Apartment operators continue to make the case for centralized leasing – including to their investors.
Centralized leasing is not for every company – or investor. This management structure has taken the industry by storm in the past year or so, but really, it’s not new, say panelists speaking this year at AIM.
Marketing teams are being entrusted with modernizing multifamily operations, including the responsibility to drive leases, cut costs, and increase resident satisfaction is moving from operation teams to marketing teams.
Marketing teams are being given crazy large portfolios to manage. However, marketing teams are still very lean, and the increased responsibilities are not resulting in increased staffing.
Panelists Arthur Kosmider, Senior Director of Marketing & PR for Lefrak; Lynn Klug, Senior Director, Development Marketing Greystar Development Group; Joya Pavesi, Executive Vice President of Marketing & Strategy for RKW Residential, with moderator Rukevbe “Rukus” Esi, Senior Vice President, Chief Digital Officer at AvalonBay; discussed how by using the right technology and workflows, these teams can improve performance.

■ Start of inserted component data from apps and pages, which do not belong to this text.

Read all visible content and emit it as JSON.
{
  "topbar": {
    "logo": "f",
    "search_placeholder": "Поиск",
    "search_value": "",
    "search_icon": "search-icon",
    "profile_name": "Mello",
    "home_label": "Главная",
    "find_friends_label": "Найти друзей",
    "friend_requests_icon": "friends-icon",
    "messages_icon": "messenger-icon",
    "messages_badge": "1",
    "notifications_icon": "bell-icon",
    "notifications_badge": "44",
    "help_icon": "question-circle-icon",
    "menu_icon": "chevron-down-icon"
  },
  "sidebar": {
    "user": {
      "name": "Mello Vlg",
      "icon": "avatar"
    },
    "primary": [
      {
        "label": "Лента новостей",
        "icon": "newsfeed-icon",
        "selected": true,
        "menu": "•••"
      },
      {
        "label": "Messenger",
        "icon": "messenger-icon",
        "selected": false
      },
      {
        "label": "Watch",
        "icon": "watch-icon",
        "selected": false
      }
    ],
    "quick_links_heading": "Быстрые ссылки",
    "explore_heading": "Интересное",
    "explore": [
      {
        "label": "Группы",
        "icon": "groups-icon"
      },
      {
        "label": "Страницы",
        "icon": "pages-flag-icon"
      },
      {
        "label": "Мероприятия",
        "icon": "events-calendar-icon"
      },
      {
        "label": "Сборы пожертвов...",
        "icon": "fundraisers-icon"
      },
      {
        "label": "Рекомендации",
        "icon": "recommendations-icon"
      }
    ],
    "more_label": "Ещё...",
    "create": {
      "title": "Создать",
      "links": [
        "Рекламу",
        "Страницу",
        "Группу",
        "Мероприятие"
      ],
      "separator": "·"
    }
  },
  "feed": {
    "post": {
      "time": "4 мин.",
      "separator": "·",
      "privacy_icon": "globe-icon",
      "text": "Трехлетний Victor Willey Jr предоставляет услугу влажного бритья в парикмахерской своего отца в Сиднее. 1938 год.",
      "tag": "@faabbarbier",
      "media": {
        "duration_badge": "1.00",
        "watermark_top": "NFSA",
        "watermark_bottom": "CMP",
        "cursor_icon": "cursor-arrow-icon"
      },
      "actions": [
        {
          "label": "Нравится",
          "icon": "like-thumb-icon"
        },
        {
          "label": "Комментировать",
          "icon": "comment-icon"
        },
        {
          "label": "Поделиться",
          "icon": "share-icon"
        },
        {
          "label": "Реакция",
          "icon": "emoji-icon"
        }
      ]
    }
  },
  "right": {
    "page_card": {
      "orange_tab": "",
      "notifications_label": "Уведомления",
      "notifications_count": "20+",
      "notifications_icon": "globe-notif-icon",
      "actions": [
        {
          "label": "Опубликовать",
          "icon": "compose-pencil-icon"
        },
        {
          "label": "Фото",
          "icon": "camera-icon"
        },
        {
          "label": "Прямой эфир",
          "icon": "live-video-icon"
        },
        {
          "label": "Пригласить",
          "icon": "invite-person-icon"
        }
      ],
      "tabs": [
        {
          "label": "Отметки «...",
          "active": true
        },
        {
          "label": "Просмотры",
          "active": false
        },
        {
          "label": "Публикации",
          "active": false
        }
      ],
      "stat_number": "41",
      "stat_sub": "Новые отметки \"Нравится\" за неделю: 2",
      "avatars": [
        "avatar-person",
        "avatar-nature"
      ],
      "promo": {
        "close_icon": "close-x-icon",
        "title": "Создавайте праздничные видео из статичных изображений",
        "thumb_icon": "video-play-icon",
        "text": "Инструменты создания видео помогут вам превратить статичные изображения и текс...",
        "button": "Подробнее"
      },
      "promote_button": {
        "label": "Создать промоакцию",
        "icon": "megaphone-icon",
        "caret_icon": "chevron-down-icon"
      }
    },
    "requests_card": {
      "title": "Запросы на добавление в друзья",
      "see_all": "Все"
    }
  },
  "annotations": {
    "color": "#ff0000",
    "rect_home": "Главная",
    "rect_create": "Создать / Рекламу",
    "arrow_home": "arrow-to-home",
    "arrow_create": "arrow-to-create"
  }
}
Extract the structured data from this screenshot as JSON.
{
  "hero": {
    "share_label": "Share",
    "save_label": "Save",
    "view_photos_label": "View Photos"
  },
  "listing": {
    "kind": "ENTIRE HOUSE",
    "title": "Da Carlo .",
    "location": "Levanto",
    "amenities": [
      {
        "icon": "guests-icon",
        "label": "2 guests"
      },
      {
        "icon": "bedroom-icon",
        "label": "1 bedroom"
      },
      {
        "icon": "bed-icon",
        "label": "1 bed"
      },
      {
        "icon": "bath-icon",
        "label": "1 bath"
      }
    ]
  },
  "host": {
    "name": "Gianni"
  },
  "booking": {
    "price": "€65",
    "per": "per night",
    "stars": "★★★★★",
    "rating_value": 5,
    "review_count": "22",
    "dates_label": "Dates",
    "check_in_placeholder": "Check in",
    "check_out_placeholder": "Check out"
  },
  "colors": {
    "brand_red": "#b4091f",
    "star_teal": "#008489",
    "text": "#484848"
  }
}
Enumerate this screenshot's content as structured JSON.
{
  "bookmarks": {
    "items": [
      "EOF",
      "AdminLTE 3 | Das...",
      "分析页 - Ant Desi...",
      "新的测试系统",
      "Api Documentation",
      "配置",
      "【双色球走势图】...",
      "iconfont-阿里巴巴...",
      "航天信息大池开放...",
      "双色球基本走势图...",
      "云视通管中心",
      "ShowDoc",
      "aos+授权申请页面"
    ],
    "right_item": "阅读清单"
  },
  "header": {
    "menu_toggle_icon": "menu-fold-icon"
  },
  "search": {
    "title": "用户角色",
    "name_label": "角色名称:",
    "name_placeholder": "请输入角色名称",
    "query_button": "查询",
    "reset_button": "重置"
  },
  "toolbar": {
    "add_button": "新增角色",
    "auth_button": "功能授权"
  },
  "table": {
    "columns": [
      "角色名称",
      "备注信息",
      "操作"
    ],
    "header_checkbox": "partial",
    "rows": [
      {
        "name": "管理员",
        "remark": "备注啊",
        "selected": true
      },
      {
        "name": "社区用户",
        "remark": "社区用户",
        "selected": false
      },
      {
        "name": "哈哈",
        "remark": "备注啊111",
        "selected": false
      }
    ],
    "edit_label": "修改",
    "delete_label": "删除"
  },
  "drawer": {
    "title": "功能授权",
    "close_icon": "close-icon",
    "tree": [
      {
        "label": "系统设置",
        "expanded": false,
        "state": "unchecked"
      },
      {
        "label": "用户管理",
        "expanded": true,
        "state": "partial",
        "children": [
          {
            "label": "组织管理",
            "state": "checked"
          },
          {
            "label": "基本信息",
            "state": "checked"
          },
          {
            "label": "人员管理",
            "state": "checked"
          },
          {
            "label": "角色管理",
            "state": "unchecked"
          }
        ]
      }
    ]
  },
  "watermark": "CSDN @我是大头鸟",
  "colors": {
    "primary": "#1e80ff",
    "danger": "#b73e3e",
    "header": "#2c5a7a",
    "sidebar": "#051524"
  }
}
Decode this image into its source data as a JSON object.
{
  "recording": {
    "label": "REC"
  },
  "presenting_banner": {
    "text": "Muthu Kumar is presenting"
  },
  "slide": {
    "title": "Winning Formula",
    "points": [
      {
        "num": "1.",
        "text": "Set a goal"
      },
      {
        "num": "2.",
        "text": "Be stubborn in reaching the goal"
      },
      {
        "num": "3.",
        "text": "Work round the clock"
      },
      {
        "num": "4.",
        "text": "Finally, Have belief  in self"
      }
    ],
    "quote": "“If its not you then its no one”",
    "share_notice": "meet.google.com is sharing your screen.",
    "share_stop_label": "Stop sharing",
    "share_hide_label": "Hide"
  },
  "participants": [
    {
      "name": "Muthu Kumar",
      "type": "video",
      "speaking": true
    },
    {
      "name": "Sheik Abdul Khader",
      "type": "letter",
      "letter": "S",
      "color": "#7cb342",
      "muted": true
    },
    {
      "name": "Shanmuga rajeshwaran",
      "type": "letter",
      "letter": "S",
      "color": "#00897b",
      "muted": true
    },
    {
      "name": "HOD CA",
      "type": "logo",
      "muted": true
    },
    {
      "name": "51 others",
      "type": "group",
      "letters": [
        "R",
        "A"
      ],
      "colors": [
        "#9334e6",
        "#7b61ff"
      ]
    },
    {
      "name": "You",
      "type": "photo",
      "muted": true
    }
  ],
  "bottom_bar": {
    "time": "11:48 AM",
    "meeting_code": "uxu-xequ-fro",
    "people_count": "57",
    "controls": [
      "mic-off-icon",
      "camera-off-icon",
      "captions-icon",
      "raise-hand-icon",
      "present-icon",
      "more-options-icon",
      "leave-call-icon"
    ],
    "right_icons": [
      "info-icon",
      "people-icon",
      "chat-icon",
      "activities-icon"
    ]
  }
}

Since the pandemic, the apartment industry has been all about adopting new technologies. Centralization is a part of that, and there’s the workforce shortage situation that needs to be addressed; centralization can help with that.
“Centralization makes absolute sense,” Kosmider said. “While not new for our industry, it’s exciting that its application is becoming broader with people and technology roles. It’s about doing the best with the team you have and breaking down silos.
Pavesi said that as a third-party manager, some RKW clients have shown resistance to using a pod of five communities with one assistant manager supporting all five.
“They say, ‘If you use a shared leasing staff, how do I know my assets will get the same attention as the others?’ Pavesi said. “They want to make sure the team is leasing their units out of their property.”
Additionally, she said, “Our clients notice that we’re adding more technology, adding costs, and not reducing headcount.”
Onsite staff are kind of nervous about the whole process and computers replacing person’s jobs, panelists said.
Pavesi said, “We’re foolish to think that there won’t be reduced staffing. But the crème rises to the top, and there’s the chance to make more money and work from home.”
Klug said it’s not about replacing people, “It’s about getting more out of your people.”
Kosmider cautioned supplier partners from presenting their products by saying, “‘Hey, use our technology and you can fire three of your people.’ Let’s remember, you cannot automate everything.”
More Interesting Comments:
- Pavesi said there are ways to make the case to clients about centralization’s value, such as it leads to more tours being scheduled and that it enables them to retire our shops program because her virtual leasing assistant was getting 100 scores when they were shopped.
- Kosmider insists that his company regularly checks its automated systems. “Are they all working?” he said rhetorically. “As operators, we tend to move on to the next thing. You need to monitor and continue to optimize your process.”
- Progress over Perfection is Kosmider’s mantra. “Having a goal of perfection can put undue pressure on your team and your supplier partners,” he said. “Instead, try to reach scores in the high 80s, however, you choose to set up your KPIs and then keep working to tweak and improve them. It’s okay to fail.”
- Greystar’s Lynn Klug Greystar launched its Ltd brand, meant to minimize expenses to ensure competitive rents by giving renters the technology they prefer, all automated. “It’s self-service to the max,” she said. “Research, develop, test, adjust.”
Here is the marketing language Greystar tested:
Rent increases suck. So, we capped them.
Tired of crazy rents? Same.
Renting sucks. It doesn’t have to.
No Salesperson. No Hassle. No. Seriously.
People frustrating you? We get it. Try tech-driving renting.
Renting that is quicker than takeout.
Here is the replay: